Photo by Susan Kahn

Every other Friday evening, Chelsea Santiago ’19 can be found in Ryan Studio demonstrating isolations, popping and locking, and other hip-hop dance moves. By day, Santiago works as an admission counselor, but in her free time, she teaches students choreographed hip-hop routines. 

“I wanted to create an outlet for students to not only be able to learn new choreography but also grow as dancers,” she says. Her workshops are open to all levels; no experience is needed. “I always like to emphasize at the beginning that these are judgment-free spaces.”

The classes attract students from different backgrounds, inviting them to partake in a shared dancing experience. Santiago begins each workshop by welcoming both familiar and new faces, reiterating that the purpose of the 90-minute session is to have fun. Leading with rhythmic stretches, Santiago transitions into teaching choreography for popular songs.

The Arizona native graduated with a double major in political science and psychological science. During her time as a student, Santiago supplemented her academics with several extracurriculars, such as the Spanish Language Debate Society and the Konosioni Senior Honor Society. However, one of the most impactful activities she participated in on campus, she says, was dance. “Dance has been a huge part of my identity during my time at Colgate.
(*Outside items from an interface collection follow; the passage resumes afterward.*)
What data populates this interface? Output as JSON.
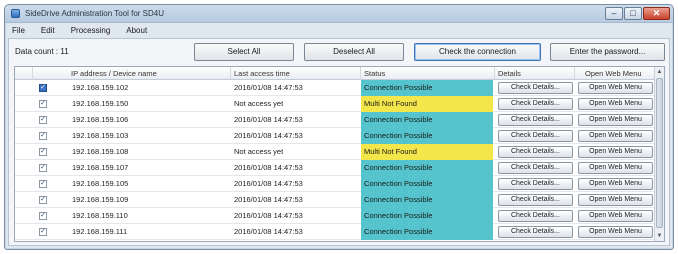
{
  "window": {
    "title": "SideDrive Administration Tool for SD4U"
  },
  "menu": [
    {
      "label": "File"
    },
    {
      "label": "Edit"
    },
    {
      "label": "Processing"
    },
    {
      "label": "About"
    }
  ],
  "toolbar": {
    "data_count": "Data count : 11",
    "select_all": "Select All",
    "deselect_all": "Deselect All",
    "check_connection": "Check the connection",
    "enter_password": "Enter the password..."
  },
  "table": {
    "columns": [
      "IP address / Device name",
      "Last access time",
      "Status",
      "Details",
      "Open Web Menu"
    ],
    "details_button": "Check Details...",
    "webmenu_button": "Open Web Menu",
    "rows": [
      {
        "ip": "192.168.159.102",
        "time": "2016/01/08 14:47:53",
        "status": "Connection Possible",
        "checked": true,
        "highlight": true
      },
      {
        "ip": "192.168.159.150",
        "time": "Not access yet",
        "status": "Multi Not Found",
        "checked": true,
        "highlight": false
      },
      {
        "ip": "192.168.159.106",
        "time": "2016/01/08 14:47:53",
        "status": "Connection Possible",
        "checked": true,
        "highlight": false
      },
      {
        "ip": "192.168.159.103",
        "time": "2016/01/08 14:47:53",
        "status": "Connection Possible",
        "checked": true,
        "highlight": false
      },
      {
        "ip": "192.168.159.108",
        "time": "Not access yet",
        "status": "Multi Not Found",
        "checked": true,
        "highlight": false
      },
      {
        "ip": "192.168.159.107",
        "time": "2016/01/08 14:47:53",
        "status": "Connection Possible",
        "checked": true,
        "highlight": false
      },
      {
        "ip": "192.168.159.105",
        "time": "2016/01/08 14:47:53",
        "status": "Connection Possible",
        "checked": true,
        "highlight": false
      },
      {
        "ip": "192.168.159.109",
        "time": "2016/01/08 14:47:53",
        "status": "Connection Possible",
        "checked": true,
        "highlight": false
      },
      {
        "ip": "192.168.159.110",
        "time": "2016/01/08 14:47:53",
        "status": "Connection Possible",
        "checked": true,
        "highlight": false
      },
      {
        "ip": "192.168.159.111",
        "time": "2016/01/08 14:47:53",
        "status": "Connection Possible",
        "checked": true,
        "highlight": false
      }
    ]
  },
  "colors": {
    "status_connected": "#55c4cc",
    "status_not_found": "#f2e64a"
  },
  "icons": {
    "app": "app-icon",
    "minimize": "minimize-icon",
    "maximize": "maximize-icon",
    "close": "close-icon",
    "checkbox": "checkbox-icon",
    "scroll_up": "chevron-up-icon",
    "scroll_down": "chevron-down-icon"
  }
}
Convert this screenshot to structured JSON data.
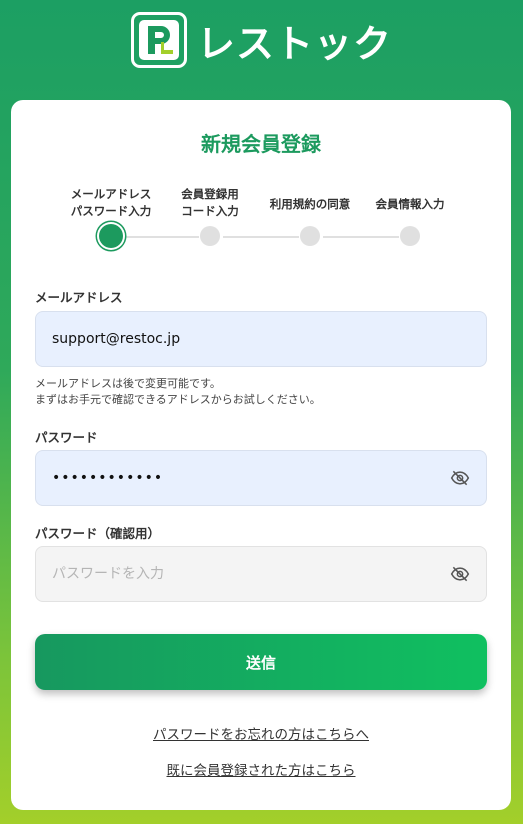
{
  "brand": {
    "name": "レストック",
    "logo_icon": "parking-p-logo-icon"
  },
  "form": {
    "title": "新規会員登録",
    "steps": [
      {
        "label_line1": "メールアドレス",
        "label_line2": "パスワード入力",
        "active": true
      },
      {
        "label_line1": "会員登録用",
        "label_line2": "コード入力",
        "active": false
      },
      {
        "label_line1": "利用規約の同意",
        "label_line2": "",
        "active": false
      },
      {
        "label_line1": "会員情報入力",
        "label_line2": "",
        "active": false
      }
    ],
    "email": {
      "label": "メールアドレス",
      "value": "support@restoc.jp"
    },
    "email_hint": {
      "line1": "メールアドレスは後で変更可能です。",
      "line2": "まずはお手元で確認できるアドレスからお試しください。"
    },
    "password": {
      "label": "パスワード",
      "value": "••••••••••••",
      "icon": "eye-slash-icon"
    },
    "password_confirm": {
      "label": "パスワード（確認用）",
      "placeholder": "パスワードを入力",
      "icon": "eye-slash-icon"
    },
    "submit_label": "送信",
    "forgot_link": "パスワードをお忘れの方はこちらへ",
    "login_link": "既に会員登録された方はこちら"
  },
  "colors": {
    "accent": "#1c9a5e",
    "step_inactive": "#e0e0e0",
    "input_filled": "#e8f0fe"
  }
}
They don’t call me ‘Dancefest Queen’ for nothing.”

Santiago was a part of four student-led dance organizations: the DDT Hip-Hop group, Latin American Dance (LAD), Colgate Dance Team, and MELANATED. By her sophomore year, she was already choreographing entire routines, and in her senior year, she became the leader of LAD and MELANATED. She went on to display her pieces in the biannual Dancefest event, while also participating in other performances throughout the semesters. Santiago even joined a select few of the University’s dancers to perform for former Vice President Joe Biden during his campus visit in 2017.

Santiago’s infatuation with dance and its many styles emerges from her Latin roots. “Growing up in a Mexican household, it was hard not to dance. Dancing is in my blood, and you could always see me dancing to traditional Latin dances such as cumbia and merengue at family gatherings,” she says. In high school, Santiago joined a dance and step team called VIBE, performing at school events and pep rallies. “I started to take dance more seriously. I took a dance class where I learned more of the basics of ballet, jazz, and contemporary dance.”

Now, hip-hop is the style that Santiago is most drawn to, but she says she would love to continue teaching classes and, in the future, open her own studio with class instruction of every form of dance.

“Dancing is my passion, and being able to continue doing it allows for me to center myself, no matter what else might be going on in the world. People can come together no matter what skin tone you are, what background you come from, or what experience you have, and that’s the beauty of it all.”